Born March 20th 1924 Minsk, Belarus.
Interviewed In: Toronto, Ontario
Medals Awarded: Medal for Partisan of the Patriotic War (1st and 2nd Class), Order of the Patriotic War (1st and 2nd Class) and Victory over Germany In The Great Patriotic War
“I saw the train passing by with men singing, playing harmonica, having a good
time and suddenly bang! That is all”
Anna escaped The Minsk Ghetto amidst deportations to Maly-Trotstenents Death Camp in November 1941:
“We cut and lifted the barbwire and crawled out. The Germans didn’t differentiate between the Jews and the Russians. You could walk by them. If you didn’t have the yellow patch on.”
Anna wandered into the forest with 15 other people and eventually found their way to a partisan detachment.
“We were rank and file partisans, I got assignments to go to the ghetto to pick people up and guide them out, shooting down a car or a motorcyclist on the highway, rounding up the Germans, surrounding, combing the forest and exterminating the Germans”
Anna’s unit was surrounded in by Nazis in June 1942:
The fight lasted the whole day. In the evening of the next day they decided to break through. A shock group was organized, armed with everything available. We went through swamps with water up to the waist, we had to hold on thin branches not to get sucked down in the bog. We roamed about the forests for a week unable to find a place for a refuge – a shelter of branches.
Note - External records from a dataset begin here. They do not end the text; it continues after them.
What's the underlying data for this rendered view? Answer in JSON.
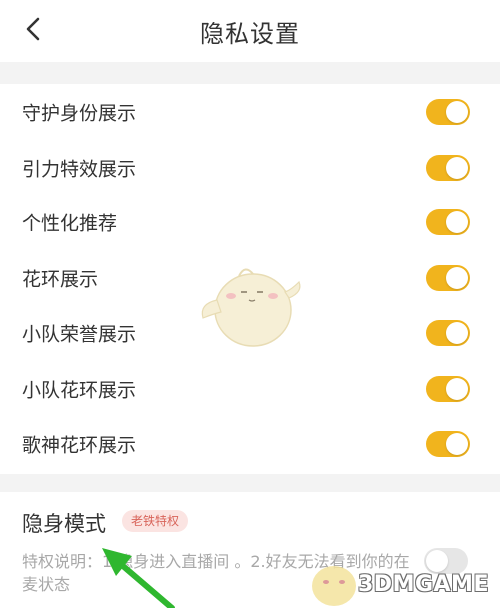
{
  "header": {
    "title": "隐私设置",
    "back_icon": "chevron-left-icon"
  },
  "settings": [
    {
      "label": "守护身份展示",
      "on": true
    },
    {
      "label": "引力特效展示",
      "on": true
    },
    {
      "label": "个性化推荐",
      "on": true
    },
    {
      "label": "花环展示",
      "on": true
    },
    {
      "label": "小队荣誉展示",
      "on": true
    },
    {
      "label": "小队花环展示",
      "on": true
    },
    {
      "label": "歌神花环展示",
      "on": true
    }
  ],
  "stealth": {
    "title": "隐身模式",
    "badge": "老铁特权",
    "description": "特权说明：1.隐身进入直播间 。2.好友无法看到你的在麦状态",
    "on": false
  },
  "watermark": {
    "text": "3DMGAME"
  },
  "colors": {
    "toggle_on": "#f1b41d",
    "toggle_off": "#e6e6e6",
    "arrow": "#2fb72f",
    "badge_text": "#d8645a"
  }
}
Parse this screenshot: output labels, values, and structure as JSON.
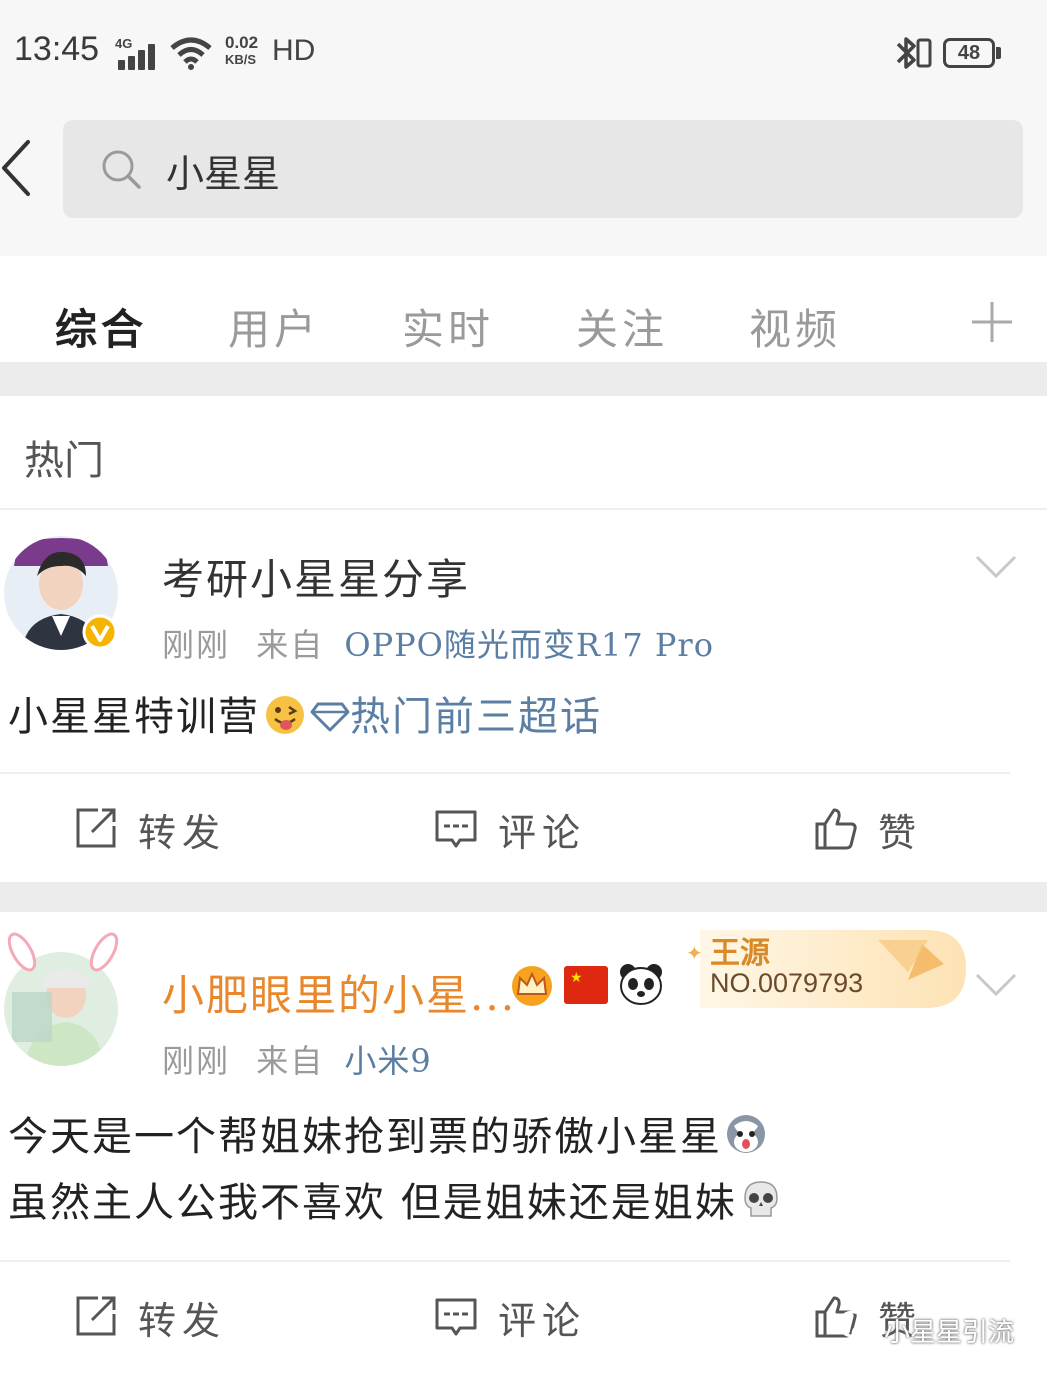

We had injured persons.
The Germans were so close that I could see them putting their handkerchiefs on their heads and foreheads to protect themselves against the mosquitoes. We arrived there in the evening, and first thing in the morning the fight started. We, the women, were filling the cartridge belts and making sandwiches . We brought them water. That’s how it was – all day, till the evening, the fight lasted from dawn till sunset.
Despite heavy losses, Anna’s detachment escaped the Nazi encirclement.
Anna met her future husband in the resistance. He was a commander in a demolitions group, active in The Rails War:
“It was very dangerous. They needed to install a shell and to get away from the railroad quickly. They derailed 13 trains!”.
Anna accompanied her husband on one of these demolition runs. She also went on reconnaissance missions and helped sabotage train tracks:
“Every detachment was ordered by the brigade staff to destroy a definite kilometer of the railway to disrupt railway communication the Germans used as supplies lines with armament, troops, food supplies that’s what was called the Rails War”.
After the war, Anna’s husband was arrested for profiteering and spent 6 years in prison. The couple lived in Minsk before immigrating to Canada.